BOOKS

Crowning insults

ANN FINLAYSON October 6 1986
BOOKS

Crowning insults

ANN FINLAYSON October 6 1986

Crowning insults

BOOKS

THE QUEEN’S SECRET

By Charles Templeton (McClelland and Stewart,

379 pages, $22.95)

In the predawn hours of July 9, 1982, Michael Fagan, an unemployed laborer, scaled the walls of Buckingham Palace and startled Queen Elizabeth II with an unexpected visit to Her Majesty's bedchamber. Fagan's audacious act, trumpeted in the Fleet Street tabloids, alarmed the Queen's loyal subjects. Although no harm was done, could such a thing happen again? Canadian novelist Charles Templeton insists that it could, and with dire con sequences for the British monarchy. In The Queen's Secret, his fourth novel, the evangelist-turned-literary-i ack-of all-trades exploits the possibilitywith a staggering lack of taste and prodigal doses of lethal prose.

Templeton’s monarch, Queen Mary I ill, is a nice lady. On the job, she is a 1 conscientious public servant; in the marital bed, she is a flirtatious comj panion to Edward, the royal consort. | Princess Victoria, the couple’s only child, will one day be Queen. But Victoria’s lover, Jeremy Walsh, presents a royal problem. A divorced Catholic who is also a Polish-American Rhodes Scholar, his job as The New York Times's London correspondent is to re! port unpleasant truths about the decline of Britain. With a potential scandal looming, Mary and Edward resort to the obvious solution: to produce a male heir. But after the connubial deed is done, an intruder enters the palace and forces his attentions upon Her Majesty. The resulting question: if the Queen is with child, whose is it?

Templeton’s insipid writing fails to make that scenario convincing. At one point he writes, “The car made its surefooted way past the Parliament buildings onto the Victoria Embankment.” And his chronicles of royal intimacy are excruciating. Recollecting Mary’s first pregnancy, Edward muses, “You looked like an overweight angei . . . the sexiest damn angel in the firmament.” Set in a future indistinguishable from the present, The Queen's Secret serves up joyless nonsense about a royal family that deserves better.
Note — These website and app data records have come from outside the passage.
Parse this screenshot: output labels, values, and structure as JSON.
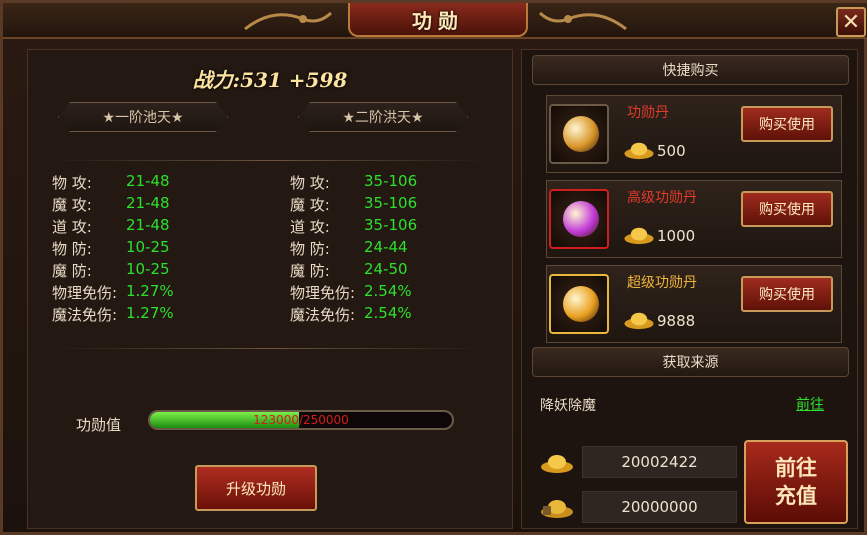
{
  "window": {
    "title": "功勋",
    "close_icon": "close-icon"
  },
  "power": {
    "text": "战力:531 +598"
  },
  "tiers": {
    "current": "★一阶池天★",
    "next": "★二阶洪天★"
  },
  "stats_current": [
    {
      "label": "物  攻:",
      "value": "21-48"
    },
    {
      "label": "魔  攻:",
      "value": "21-48"
    },
    {
      "label": "道  攻:",
      "value": "21-48"
    },
    {
      "label": "物  防:",
      "value": "10-25"
    },
    {
      "label": "魔  防:",
      "value": "10-25"
    },
    {
      "label": "物理免伤:",
      "value": "1.27%"
    },
    {
      "label": "魔法免伤:",
      "value": "1.27%"
    }
  ],
  "stats_next": [
    {
      "label": "物  攻:",
      "value": "35-106"
    },
    {
      "label": "魔  攻:",
      "value": "35-106"
    },
    {
      "label": "道  攻:",
      "value": "35-106"
    },
    {
      "label": "物  防:",
      "value": "24-44"
    },
    {
      "label": "魔  防:",
      "value": "24-50"
    },
    {
      "label": "物理免伤:",
      "value": "2.54%"
    },
    {
      "label": "魔法免伤:",
      "value": "2.54%"
    }
  ],
  "merit": {
    "label": "功勋值",
    "progress_text": "123000/250000",
    "progress_fraction": 0.492
  },
  "upgrade_button": "升级功勋",
  "quick_buy": {
    "title": "快捷购买",
    "items": [
      {
        "name": "功勋丹",
        "price": "500",
        "button": "购买使用",
        "name_color": "#e03a2a",
        "frame_color": "#6c5a49",
        "orb_color": "#d8952a"
      },
      {
        "name": "高级功勋丹",
        "price": "1000",
        "button": "购买使用",
        "name_color": "#e03a2a",
        "frame_color": "#d11d1d",
        "orb_color": "#c23ad8"
      },
      {
        "name": "超级功勋丹",
        "price": "9888",
        "button": "购买使用",
        "name_color": "#f0b43a",
        "frame_color": "#e8b83a",
        "orb_color": "#e8a020"
      }
    ]
  },
  "source": {
    "title": "获取来源",
    "name": "降妖除魔",
    "link": "前往"
  },
  "currency": {
    "gold": "20002422",
    "bound_gold": "20000000"
  },
  "recharge_button": {
    "line1": "前往",
    "line2": "充值"
  }
}
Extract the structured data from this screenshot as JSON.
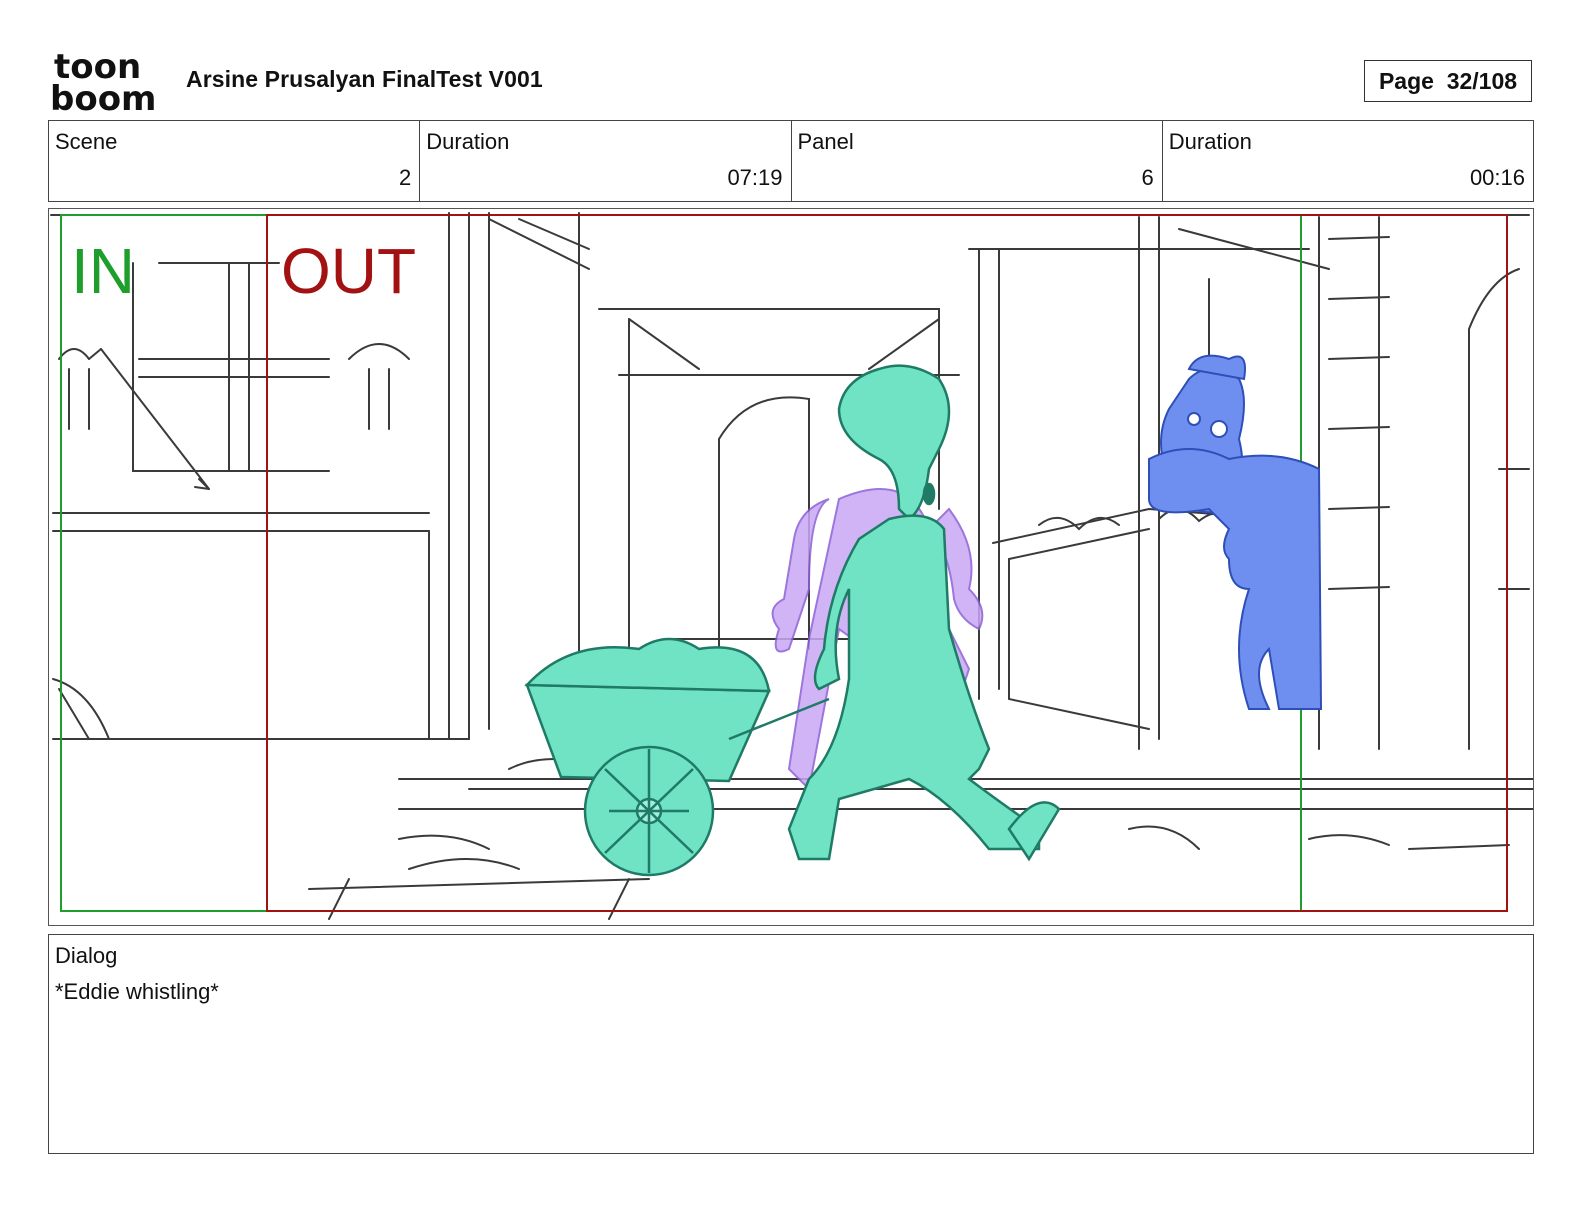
{
  "header": {
    "logo_text_top": "toon",
    "logo_text_bottom": "boom",
    "title": "Arsine Prusalyan FinalTest V001",
    "page": "Page  32/108"
  },
  "info": {
    "scene_label": "Scene",
    "scene_value": "2",
    "scene_duration_label": "Duration",
    "scene_duration_value": "07:19",
    "panel_label": "Panel",
    "panel_value": "6",
    "panel_duration_label": "Duration",
    "panel_duration_value": "00:16"
  },
  "panel": {
    "in_label": "IN",
    "out_label": "OUT",
    "colors": {
      "in": "#1e9e2a",
      "out": "#a31212",
      "squidward": "#6fe3c4",
      "squidward_line": "#1f7a66",
      "ghost": "#c9a8f5",
      "ghost_line": "#8b5fd6",
      "vendor": "#6f8ff0",
      "vendor_line": "#2f4fb8",
      "sketch": "#3a3a3a"
    }
  },
  "dialog": {
    "label": "Dialog",
    "text": "*Eddie whistling*"
  }
}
In real life, most of its members maintain a grace and dignity that the novel conspicuously lacks.

-ANN FINLAYSON